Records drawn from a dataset
------------------------------------------------------------------------
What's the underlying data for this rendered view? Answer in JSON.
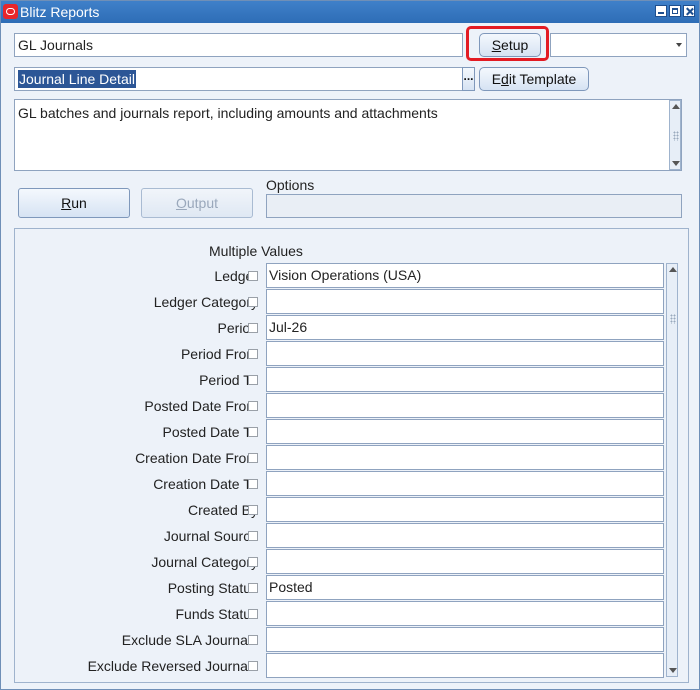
{
  "window": {
    "title": "Blitz Reports"
  },
  "report": {
    "name": "GL Journals",
    "template": "Journal Line Detail",
    "description": "GL batches and journals report, including amounts and attachments",
    "template_lov_glyph": "..."
  },
  "buttons": {
    "setup": {
      "mnemonic": "S",
      "rest": "etup"
    },
    "edit_template": {
      "pre": "E",
      "mnemonic": "d",
      "rest": "it Template"
    },
    "run": {
      "mnemonic": "R",
      "rest": "un"
    },
    "output": {
      "mnemonic": "O",
      "rest": "utput"
    }
  },
  "options": {
    "label": "Options",
    "value": ""
  },
  "parameters": {
    "header": "Multiple Values",
    "items": [
      {
        "label": "Ledger",
        "value": "Vision Operations (USA)"
      },
      {
        "label": "Ledger Category",
        "value": ""
      },
      {
        "label": "Period",
        "value": "Jul-26"
      },
      {
        "label": "Period From",
        "value": ""
      },
      {
        "label": "Period To",
        "value": ""
      },
      {
        "label": "Posted Date From",
        "value": ""
      },
      {
        "label": "Posted Date To",
        "value": ""
      },
      {
        "label": "Creation Date From",
        "value": ""
      },
      {
        "label": "Creation Date To",
        "value": ""
      },
      {
        "label": "Created By",
        "value": ""
      },
      {
        "label": "Journal Source",
        "value": ""
      },
      {
        "label": "Journal Category",
        "value": ""
      },
      {
        "label": "Posting Status",
        "value": "Posted"
      },
      {
        "label": "Funds Status",
        "value": ""
      },
      {
        "label": "Exclude SLA Journals",
        "value": ""
      },
      {
        "label": "Exclude Reversed Journals",
        "value": ""
      }
    ]
  },
  "colors": {
    "titlebar": "#3f80c9",
    "highlight": "#e31b23",
    "window_bg": "#edf2f9",
    "selection": "#2c5696"
  }
}
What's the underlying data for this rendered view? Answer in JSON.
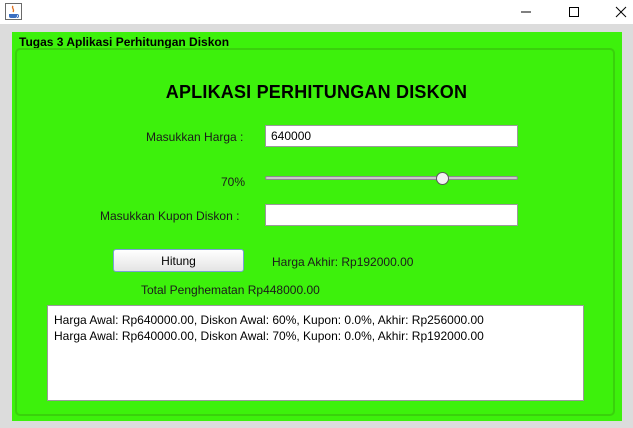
{
  "window": {
    "title": "",
    "controls": [
      "minimize-icon",
      "maximize-icon",
      "close-icon"
    ]
  },
  "panel": {
    "title": "Tugas 3 Aplikasi Perhitungan Diskon",
    "heading": "APLIKASI PERHITUNGAN DISKON",
    "background_color": "#3df10c"
  },
  "form": {
    "price_label": "Masukkan Harga :",
    "price_value": "640000",
    "discount_label": "70%",
    "discount_slider_value": 0.7,
    "coupon_label": "Masukkan Kupon Diskon :",
    "coupon_value": "",
    "calculate_button": "Hitung",
    "final_price": "Harga Akhir: Rp192000.00",
    "total_savings": "Total Penghematan Rp448000.00"
  },
  "history": [
    "Harga Awal: Rp640000.00, Diskon Awal: 60%, Kupon: 0.0%, Akhir: Rp256000.00",
    "Harga Awal: Rp640000.00, Diskon Awal: 70%, Kupon: 0.0%, Akhir: Rp192000.00"
  ]
}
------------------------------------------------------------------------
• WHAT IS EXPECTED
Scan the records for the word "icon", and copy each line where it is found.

• SOLUTION TO THIS EXERCISE
      "minimize-icon",
      "maximize-icon",
      "close-icon"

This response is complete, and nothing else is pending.